The George Washington University, founded in 1821 and rooted in the Foggy Bottom neighborhood since 1912, combines the resources of a major international research university with the unique dynamics of a vibrant, urban setting in the heart of the nation's capital. The university values the Foggy Bottom and West End neighborhoods of which it is a part - and recognizes that a thriving community is a key component of the GW experience for those who study, teach, research, and work here. Our campus planning efforts reflect this value and our development projects are product of that commitment.

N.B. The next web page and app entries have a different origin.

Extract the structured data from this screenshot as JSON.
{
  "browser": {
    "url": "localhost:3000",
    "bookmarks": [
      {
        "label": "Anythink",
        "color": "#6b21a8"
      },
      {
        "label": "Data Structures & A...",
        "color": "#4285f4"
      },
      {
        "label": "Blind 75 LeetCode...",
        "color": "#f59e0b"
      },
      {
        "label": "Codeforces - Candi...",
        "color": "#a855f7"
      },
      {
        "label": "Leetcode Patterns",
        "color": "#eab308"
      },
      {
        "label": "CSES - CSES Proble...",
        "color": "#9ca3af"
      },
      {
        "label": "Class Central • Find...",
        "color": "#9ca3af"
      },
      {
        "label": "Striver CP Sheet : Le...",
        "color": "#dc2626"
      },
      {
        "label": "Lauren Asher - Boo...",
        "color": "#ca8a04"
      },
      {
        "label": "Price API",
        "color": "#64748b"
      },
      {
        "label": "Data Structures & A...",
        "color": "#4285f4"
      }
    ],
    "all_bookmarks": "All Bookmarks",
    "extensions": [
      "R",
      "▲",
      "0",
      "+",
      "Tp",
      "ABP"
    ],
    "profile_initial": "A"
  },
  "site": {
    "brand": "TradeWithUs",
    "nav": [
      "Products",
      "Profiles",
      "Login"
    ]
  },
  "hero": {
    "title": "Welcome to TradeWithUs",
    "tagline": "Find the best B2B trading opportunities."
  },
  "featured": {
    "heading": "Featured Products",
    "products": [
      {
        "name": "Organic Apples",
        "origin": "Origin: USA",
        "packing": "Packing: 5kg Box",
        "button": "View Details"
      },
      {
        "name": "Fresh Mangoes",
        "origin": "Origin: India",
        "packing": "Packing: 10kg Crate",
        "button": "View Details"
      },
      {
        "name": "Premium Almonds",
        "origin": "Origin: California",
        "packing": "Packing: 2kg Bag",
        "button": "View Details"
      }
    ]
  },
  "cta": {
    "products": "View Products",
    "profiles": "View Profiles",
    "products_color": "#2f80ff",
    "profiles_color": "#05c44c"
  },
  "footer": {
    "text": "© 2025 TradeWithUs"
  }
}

The 2007 Foggy Bottom Campus Plan provides a framework for development over the next twenty years, reflecting a long-term view of the campus in the context of its surrounding neighborhoods. The plan provides the predictability of identified sites, uses, and densities, along with the requisite level of flexibility necessary for such a long-term planning horizon.
The first master plan for the Campus was developed in 1967 when it operated as Mount Vernon College. The plan was updated in 1986 and, after merging with GW in 1999, the university and its neighbors adopted a new campus plan. Since then, the plan has been periodically updated to meet the needs of its academic mission, as well as serve as a resource for the surrounding community. The current plan includes expansion of residential, academic and athletic facilities as well as measures to mitigate light, noise and parking impacts.
The George Washington University Virginia Science and Technology Campus (the “VSTC”) is located at University Center in Ashburn, Virginia and was initially established in 1991 with a gift of 50 acres from Robert H. Smith. Since that time the VSTC has grown to more than 120 acres and from one building to four, with additional office space in a multi-use condominium building within University Center and a fifth building where construction began in late 2012.
Recently, GW has directed considerable resources and effort into enhancing many of the areas that define the university’s campuses, driven by a belief that GW’s spaces are essential elements of a community-oriented culture.
GW is now planning its longer-term vision for how to best leverage the Foggy Bottom and Mount Vernon campuses to support future aspirations.